Trost arrived tense and on edge. He knew that getting chosen to join Delta Force was his only way to get into America's fight against terrorism. But he also knew that out of all the soldiers invited to the testing camp, only a handful would be picked.
How difficult was the testing process?
"Let's just say that it's not for the weak-hearted," Trost said.
During the arduous testing, an applicant could drop out any time he wanted. Many did. Many others were removed by Delta.
"They could remove you whenever they wanted to," Trost said. "There was no reason given other than you didn't meet their standards. That was it; you were out."
The first week of testing involved a lot of map study and terrain navigation, and of course there were those 18-mile road marches carrying 50-pound packs at three o'clock in the morning.
"That's when a lot of applicants dropped out or were told to leave," Trost recalled.
The second week of the selection process included instructor-led land navigation in the mountains, and more endurance testing.
On the third week, the applicants went into the mountains in small groups without instructors, hunting mock enemy targets and navigating in the dead of night across treacherous terrain to specific coordinates.
In the fourth week the few remaining applicants were sent into the mountains on their own and required to traverse up to 12 kilometers a day to different locations, always carrying 65-pound packs and their weapons.

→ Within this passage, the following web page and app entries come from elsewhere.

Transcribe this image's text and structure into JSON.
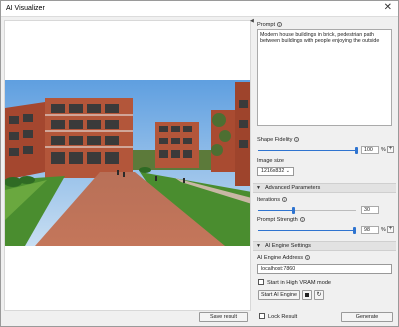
{
  "window": {
    "title": "AI Visualizer",
    "close_glyph": "✕"
  },
  "prompt": {
    "label": "Prompt",
    "text": "Modern house buildings in brick, pedestrian path between buildings with people enjoying the outside"
  },
  "shape_fidelity": {
    "label": "Shape Fidelity",
    "value": "100",
    "unit": "%",
    "level": 1.0
  },
  "image_size": {
    "label": "Image size",
    "selected": "1216x832"
  },
  "advanced": {
    "header": "Advanced Parameters",
    "iterations": {
      "label": "Iterations",
      "value": "30",
      "level": 0.36
    },
    "prompt_strength": {
      "label": "Prompt Strength",
      "value": "98",
      "unit": "%",
      "level": 0.98
    }
  },
  "engine": {
    "header": "AI Engine Settings",
    "address_label": "AI Engine Address",
    "address_value": "localhost:7860",
    "high_vram_label": "Start in High VRAM mode",
    "high_vram_checked": false,
    "start_label": "Start AI Engine"
  },
  "footer": {
    "save_label": "Save result",
    "lock_label": "Lock Result",
    "lock_checked": false,
    "generate_label": "Generate"
  },
  "colors": {
    "accent": "#2f74d0",
    "brick": "#b3563a",
    "lawn": "#4a8d2f",
    "sky": "#8fbce8"
  }
}
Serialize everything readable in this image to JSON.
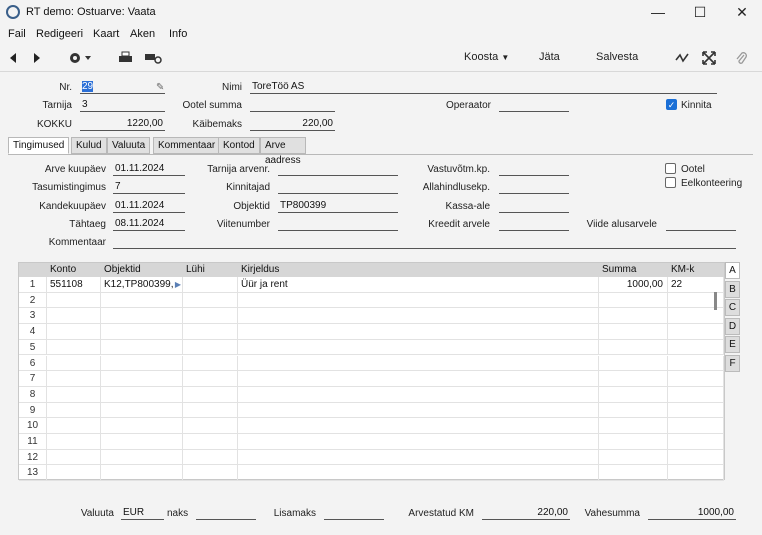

"By this point in the testing," Trost said, "you pretty much felt that if they couldn't make you quit, they were going to try to kill you."
The conclusion of that final week of testing included a 40-mile road march carrying a 65-pound pack. The march began at 1 a.m.. Trost finished 18 hours and 24 minutes later.
There was no elaborate ceremony at the end. No parade, no party, no beribboned general congratulating the handful of applicants who had survived one month of hell.
"An individual approached me," Trost recalled. "He shook my hand and said I had passed. That was it."
Heath Trost had just been chosen to join the most prestigious military organization in the United States Army: 1st Special Forces Operational Detachment-DELTA.
In December, 2002, Trost began an intensive six-month Delta Force training course at Ft. Bragg. In May, 2003, Trost was sent on his first combat deployment as a member of America's Special Forces. His destination: Baghdad, Iraq.
For the next ten years of his life, Heath Trost would serve eight combat tours of duty in Iraq, one in Afghanistan, and one in Jordan. In those ten years, Trost spent almost four full years in active war zones hunting enemy insurgents and combatants who were trying to kill him and inflict terror and suffering on America.
NEXT FRIDAY: HUNTING THE DECK OF CARDS